Former serviceman teaching boat builders of the future
Published: 24th November 2020
A lecturer who retrained after completing 22 years of service in the Military is highlighting to others the massive amount of retraining options available.
Study Programme Manager for Boatbuilding at Falmouth Marine School, Chris Bosanko – Green, spent nine years in the Royal Air Force and 13 years in the Army before he had to consider his options for resettlement.
“Looking through the multitude of resettlement magazines that are readily available to personnel at this endpoint of their military careers, I was drawn most to the thought of using the practical skills I had learned early in life and in particular woodworking, which I had continued to practice as a hobby,” Chris explained.
“The one trade encompassing these skills that really stood out to me was boatbuilding, the challenge of building something like nothing else I had made from timber before. Sailing was something I had always enjoyed and also something that I wanted to explore and learn more about.”
For Chris’ final posting he returned to Cornwall where he met CEO of the forces sail training charity Turn To Starboard, Shaun Pascoe.
Chris was offered a place on their Yachtmaster programme for ex-servicemen. He completed a number of RYA qualifications with Turn to Starboard.

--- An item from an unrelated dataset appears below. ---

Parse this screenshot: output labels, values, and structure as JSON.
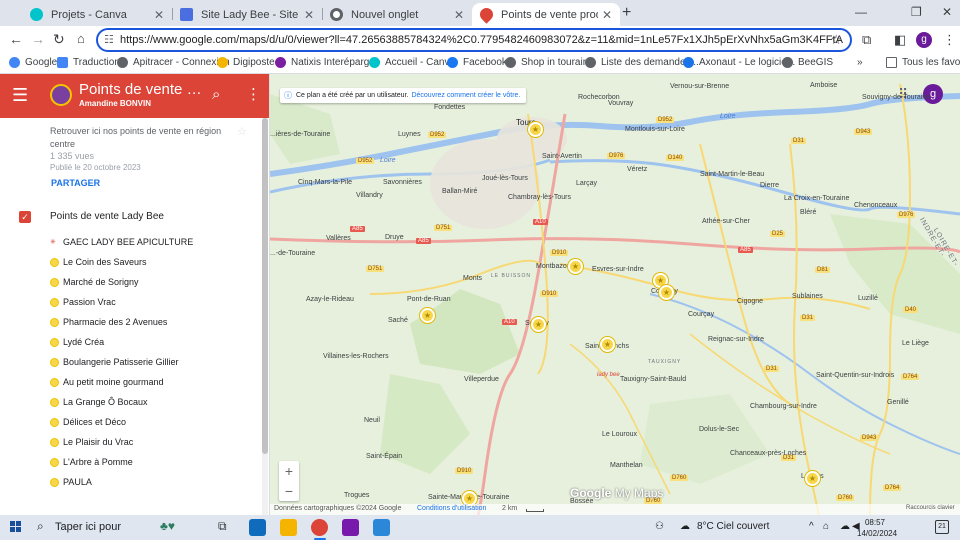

He also completed RYA powerboat courses and a marine diesel engine course, all in preparation for his transition to Boatbuilding.
After completing his final day in uniform, Chris finished his boatbuilding training at Falmouth Marine School.
“Skills taught during this course included basic joinery, marine specific joinery, traditional wooden boat building techniques, modern wooden boatbuilding techniques and skills required for the fabrication and repair of composite constructed boats,” Chris explained.
“The best part of the course was being able to practice and develop these skills on live boat projects, in-line with industry standards.”
Chris registered his own company and started to undertake some small paid jobs.
“On successful completion of the course I continued with my business venture, with a view to making it as successful a company as I possibly could,” he continued.
“In 2018 I became a boatbuilding instructor at Falmouth Marine School.”
This year Falmouth Marine School is celebrating 100 years of teaching boatbuilding skills to the marine industry.
Head of Falmouth Marine School, Steve Taylor, said Chris has “become a great asset to the boatbuilding department at Falmouth Marine School.”
“His transferable skills learnt in the forces have been very useful in his teaching career, they have allowed him to develop himself into the role and his thirst for self-development and knowledge really show.”
“I’m very proud to be a part of this College in such a monumental year and I look forward to teaching the boat builders of the future for many more years to come,” Chris continued.
“This is a job that I get so much from; watching students that have never undertaken any woodwork training in their lives, work together to produce, repair and restore some absolutely fantastic boats.
“The achievements of some of these learners in a relatively short space of time is absolutely phenomenal.”
When Chris retired from the military, he never thought he would end up teaching in Further Education.
“I know think that this is a role that service life prepares us well for. In any trade and any vocational qualification, teaching is about sharing knowledge, developing understanding, promoting learning within an engaging environment, coaching, mentoring, assessing and preparing learners for progression into industry.”
“I get immense satisfaction from watching the growth of my learners from day one to completion of their course; and the sense of achievement on their faces when we launch our boats at the end of the year is just priceless.”
“If you meet the criteria for a particular subject, I couldn’t recommend teaching within the FE sector highly enough,” Chris concluded.